I accepted these drastically different groups as part of my origins, but never really considered what or who occurred in between biblical times and my distant relatives.
That is, until my first visit to the National Museum of American Jewish History, over two years ago. Just a couple of steps into the core exhibition, I was faced with a family tree of some of the very first Jews who settled in America during the 18th century. These Jews were Spanish and Portuguese, with last names like Gomez and Rodriguez de Rivera. Akin to many of their non-Jewish peers, they were merchants looking for new trade opportunities, and like my relatives who would come over a couple of centuries later, they were also seeking the freedom Jews were not granted in Europe.

Some of these folks formed the first Jewish communities and institutions in North America, like America's first Jewish congregation, Congregation Shearith Israel, who built the first synagogue in New York in 1730 and Touro Synagogue, a 1763 synagogue in Newport, Rhode Island, the oldest surviving Jewish synagogue building in North America and the only surviving synagogue building in the U.S. dating to the colonial era. Others communities were settled in Charleston, South Carolina, and Savannah, Georgia.

I began to see that I had another distinct group of ancestors.

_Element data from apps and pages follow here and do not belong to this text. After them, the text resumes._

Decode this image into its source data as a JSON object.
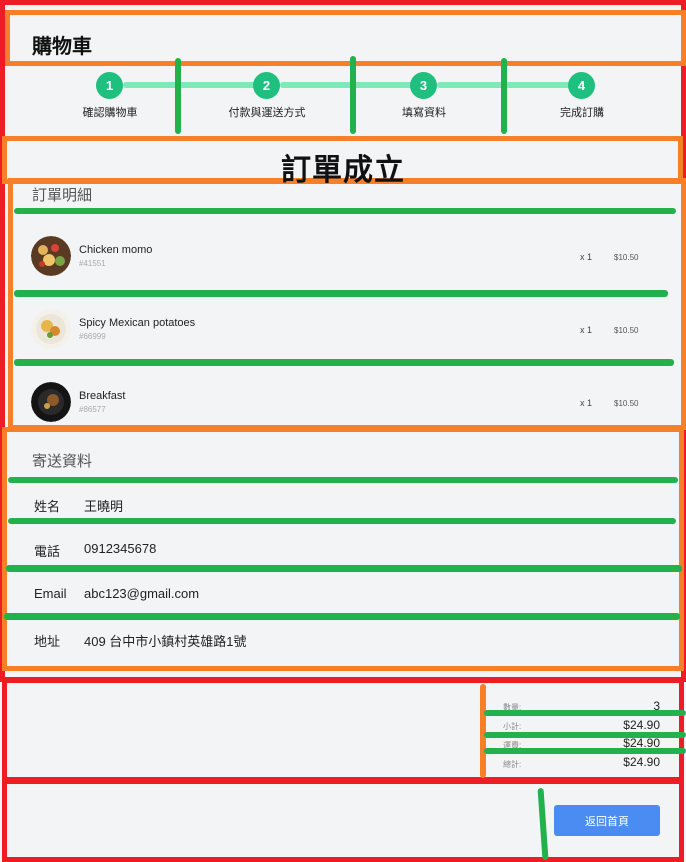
{
  "header": {
    "title": "購物車"
  },
  "stepper": {
    "steps": [
      {
        "number": "1",
        "label": "確認購物車"
      },
      {
        "number": "2",
        "label": "付款與運送方式"
      },
      {
        "number": "3",
        "label": "填寫資料"
      },
      {
        "number": "4",
        "label": "完成訂購"
      }
    ]
  },
  "success_title": "訂單成立",
  "order_details": {
    "heading": "訂單明細",
    "items": [
      {
        "name": "Chicken momo",
        "code": "#41551",
        "qty": "x 1",
        "price": "$10.50"
      },
      {
        "name": "Spicy Mexican potatoes",
        "code": "#66999",
        "qty": "x 1",
        "price": "$10.50"
      },
      {
        "name": "Breakfast",
        "code": "#86577",
        "qty": "x 1",
        "price": "$10.50"
      }
    ]
  },
  "shipping": {
    "heading": "寄送資料",
    "fields": [
      {
        "label": "姓名",
        "value": "王曉明"
      },
      {
        "label": "電話",
        "value": "0912345678"
      },
      {
        "label": "Email",
        "value": "abc123@gmail.com"
      },
      {
        "label": "地址",
        "value": "409 台中市小鎮村英雄路1號"
      }
    ]
  },
  "summary": {
    "rows": [
      {
        "label": "數量:",
        "value": "3"
      },
      {
        "label": "小計:",
        "value": "$24.90"
      },
      {
        "label": "運費:",
        "value": "$24.90"
      },
      {
        "label": "總計:",
        "value": "$24.90"
      }
    ]
  },
  "actions": {
    "home_label": "返回首頁"
  },
  "colors": {
    "accent_green": "#1fbf7f",
    "button_blue": "#4a8cf2"
  }
}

Maybe the Gomezs and Rodriguez de Riveras’ aren’t my actual family, but they certainly laid an important foundation for future generations of Jews, like my relatives, who sought freedom, opportunities, and refuge in the United States.

Contributed by Jessi Melcer, Executive Assistant and Officer Manager
Photo by Jessi Melcer